|Twisted Diamonds—Ann Budd's new design|
|The Sock Roundup—this time focusing on cashmere!|
|Crystalline Socks: great for solids or handpaints!|
|Cookie A discusses her process for designing the new Passerine Socks.|
I have since discovered superwash yarn and knitted other pairs that he does wear, but even better, I started making socks for myself. It was the yarn that got me-I loved the colors and making a project out of a single gorgeous skein. And then I came to Interweave and found lots of other sock knitters.
So creating Sockupied was a natural extension of work and fun. Interweave had an idea for a new project about sock knitting, a multimedia publication called an eMag that would have video and links as well as photos and patterns. The editorial director of Interweave Knits asked me who could edit it, and who could blame me for nominating myself? What we came up with is the first eMag devoted to knitting socks.
Sockupied is easy to download, fun to navigate, and combines everything you love about magazines with the benefits of digital technology. Once it's installed onto your computer, you have new exclusive sock patterns by top designers, in-depth video demonstrations, plus lots of inspiration and techniques whenever you like.
Because Sockupied is all-digital, we could make it completely interactive, with videos and slide shows and pop-ups-it's designed to be fun and instructive, putting information right at your fingertips. Sock knitters love finding patterns, watching video tutorials, and (of course) shopping online, so an eMag that combines all those things with photos, links, pop-ups, and a substantial dose of play was a natural fit.
* Legendary sock knitter, writer, and editor Ann Budd designed a pair of socks that shows off the Channel Island cast-on in a beautiful picot-like cuff.
* If you're not fluent in the Channel Island cast-on—or the Old Norwegian, alternating, or double-start cast-ons—then watch Eunny Jang's video demonstration of each one as many times as you need. You can pause each video, read the step-by-step directions in the article, and consult the animated illustrations at the same time until you can do each one in your sleep.
* You may find a new favorite yarn in our sock yarn roundup, which gives you an up-close look at six different on sock yarns with cashmere. Yarn can look completely different knitted up than it does in the skein, so when you mouse over a swatch on the Great Yarns page, the skein pops up for comparison.
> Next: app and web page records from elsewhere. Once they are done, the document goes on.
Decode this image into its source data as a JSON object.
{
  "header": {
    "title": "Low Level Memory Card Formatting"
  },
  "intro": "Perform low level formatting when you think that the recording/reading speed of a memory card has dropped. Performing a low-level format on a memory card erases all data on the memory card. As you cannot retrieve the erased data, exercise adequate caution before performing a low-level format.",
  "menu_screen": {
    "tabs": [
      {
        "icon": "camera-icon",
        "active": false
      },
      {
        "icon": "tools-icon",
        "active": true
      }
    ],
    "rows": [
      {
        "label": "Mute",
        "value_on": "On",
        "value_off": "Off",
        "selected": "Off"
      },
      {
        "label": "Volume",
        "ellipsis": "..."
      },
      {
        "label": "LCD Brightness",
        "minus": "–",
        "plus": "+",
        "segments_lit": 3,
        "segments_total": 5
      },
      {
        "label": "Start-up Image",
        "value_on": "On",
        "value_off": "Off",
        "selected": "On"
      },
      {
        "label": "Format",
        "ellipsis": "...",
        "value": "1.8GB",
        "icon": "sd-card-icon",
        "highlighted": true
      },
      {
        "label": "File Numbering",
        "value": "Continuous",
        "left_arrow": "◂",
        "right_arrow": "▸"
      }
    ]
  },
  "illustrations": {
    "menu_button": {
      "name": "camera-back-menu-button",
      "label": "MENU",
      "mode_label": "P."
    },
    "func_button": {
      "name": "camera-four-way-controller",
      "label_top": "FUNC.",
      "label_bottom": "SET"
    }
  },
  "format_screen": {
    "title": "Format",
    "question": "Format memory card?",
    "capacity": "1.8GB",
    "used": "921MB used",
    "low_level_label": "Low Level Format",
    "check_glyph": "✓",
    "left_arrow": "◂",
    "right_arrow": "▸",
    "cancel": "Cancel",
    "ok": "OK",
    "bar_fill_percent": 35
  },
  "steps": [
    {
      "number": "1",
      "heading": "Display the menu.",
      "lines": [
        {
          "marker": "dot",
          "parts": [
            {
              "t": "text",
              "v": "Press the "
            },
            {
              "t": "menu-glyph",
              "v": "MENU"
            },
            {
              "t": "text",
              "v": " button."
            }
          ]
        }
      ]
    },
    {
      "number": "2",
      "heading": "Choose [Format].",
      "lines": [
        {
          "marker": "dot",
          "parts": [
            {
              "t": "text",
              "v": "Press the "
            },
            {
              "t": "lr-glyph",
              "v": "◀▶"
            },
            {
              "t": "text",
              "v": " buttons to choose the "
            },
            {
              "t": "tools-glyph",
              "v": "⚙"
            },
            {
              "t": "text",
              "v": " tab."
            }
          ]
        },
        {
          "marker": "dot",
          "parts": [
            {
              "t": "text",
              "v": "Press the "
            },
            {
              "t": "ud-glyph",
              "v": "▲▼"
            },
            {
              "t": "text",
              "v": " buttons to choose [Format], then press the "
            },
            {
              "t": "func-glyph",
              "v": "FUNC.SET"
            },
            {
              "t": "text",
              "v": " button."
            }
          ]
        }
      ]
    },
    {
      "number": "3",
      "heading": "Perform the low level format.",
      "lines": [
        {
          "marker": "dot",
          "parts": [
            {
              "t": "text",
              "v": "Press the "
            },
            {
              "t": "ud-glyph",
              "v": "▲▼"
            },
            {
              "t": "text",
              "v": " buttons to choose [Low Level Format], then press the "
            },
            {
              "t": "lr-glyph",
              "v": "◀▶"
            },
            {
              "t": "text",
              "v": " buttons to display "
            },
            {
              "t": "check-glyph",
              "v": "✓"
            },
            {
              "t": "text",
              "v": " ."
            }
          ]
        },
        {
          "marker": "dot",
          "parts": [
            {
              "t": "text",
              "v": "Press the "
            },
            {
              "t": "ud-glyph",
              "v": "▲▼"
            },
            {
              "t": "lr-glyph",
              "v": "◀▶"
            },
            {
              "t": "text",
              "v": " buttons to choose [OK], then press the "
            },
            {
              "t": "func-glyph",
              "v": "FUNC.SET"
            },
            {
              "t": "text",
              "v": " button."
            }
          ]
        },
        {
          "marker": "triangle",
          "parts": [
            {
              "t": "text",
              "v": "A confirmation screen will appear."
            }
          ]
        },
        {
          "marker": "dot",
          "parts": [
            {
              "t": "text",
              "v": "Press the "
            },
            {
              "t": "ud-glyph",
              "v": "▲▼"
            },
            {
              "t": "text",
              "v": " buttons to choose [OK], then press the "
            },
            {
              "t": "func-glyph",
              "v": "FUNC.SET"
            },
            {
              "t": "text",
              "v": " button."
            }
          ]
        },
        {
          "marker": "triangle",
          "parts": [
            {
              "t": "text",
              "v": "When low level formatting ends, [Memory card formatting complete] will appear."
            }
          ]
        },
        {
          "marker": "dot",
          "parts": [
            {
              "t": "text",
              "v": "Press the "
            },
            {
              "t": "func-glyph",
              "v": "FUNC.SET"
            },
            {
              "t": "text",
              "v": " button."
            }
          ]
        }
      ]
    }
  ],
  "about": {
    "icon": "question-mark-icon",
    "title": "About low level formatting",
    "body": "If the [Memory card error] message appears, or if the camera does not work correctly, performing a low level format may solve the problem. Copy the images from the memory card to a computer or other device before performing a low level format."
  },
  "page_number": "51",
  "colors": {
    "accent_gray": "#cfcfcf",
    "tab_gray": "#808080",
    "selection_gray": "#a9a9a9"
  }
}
And if you see one you like, you can click on the name to go to the company's website. Like a lot of knitters, I subscribe to the "sock yarn isn't stash" philosophy-though when you have enough lurking under your bed to knit a different pair for every day from October through March, as I do, it might be time to slow down. But I can make room for a couple skeins of cashmere sock yarn, my new must-have affordable luxury.
* Debbie O'Neill took our challenge and designed a "One Sock Two Ways"pattern for socks that are as great for handpainted yarns as for solids. Crystalline Socks are exquisite, making handpainted yarns as breathtaking knitted up as in the skein.
* Sock star Cookie A. came to our video studio to tell us about how she started knitting socks. Hear about what she's working on now, follow her process for creating the exclusive Passerine Socks design, and watch her demonstrate three techniques for executing the socks perfectly. The article includes what we imagined her design wall might look like, with photos of her previous designs and works in progress, covers of her two books (which you can click to purchase), and a link to a free pattern.
* The last page of a magazine is the one I read first, so having a great last page was really important. Author, blogger, and illustrator Franklin Habit rose to the challenge, as always, with a true fairy-tale ending.
But no matter how much fun this was for my colleagues and me to put this together, Sockupied is really about you. There's a forum set up on Knitting Daily to talk about the issue—to share what you like (I hope), what you'd like to see in future issues, or just your experiences as a sock knitter. I can't wait to see lots of new socks up in the Knitting Daily reader galleries!
Now go get Sockupied!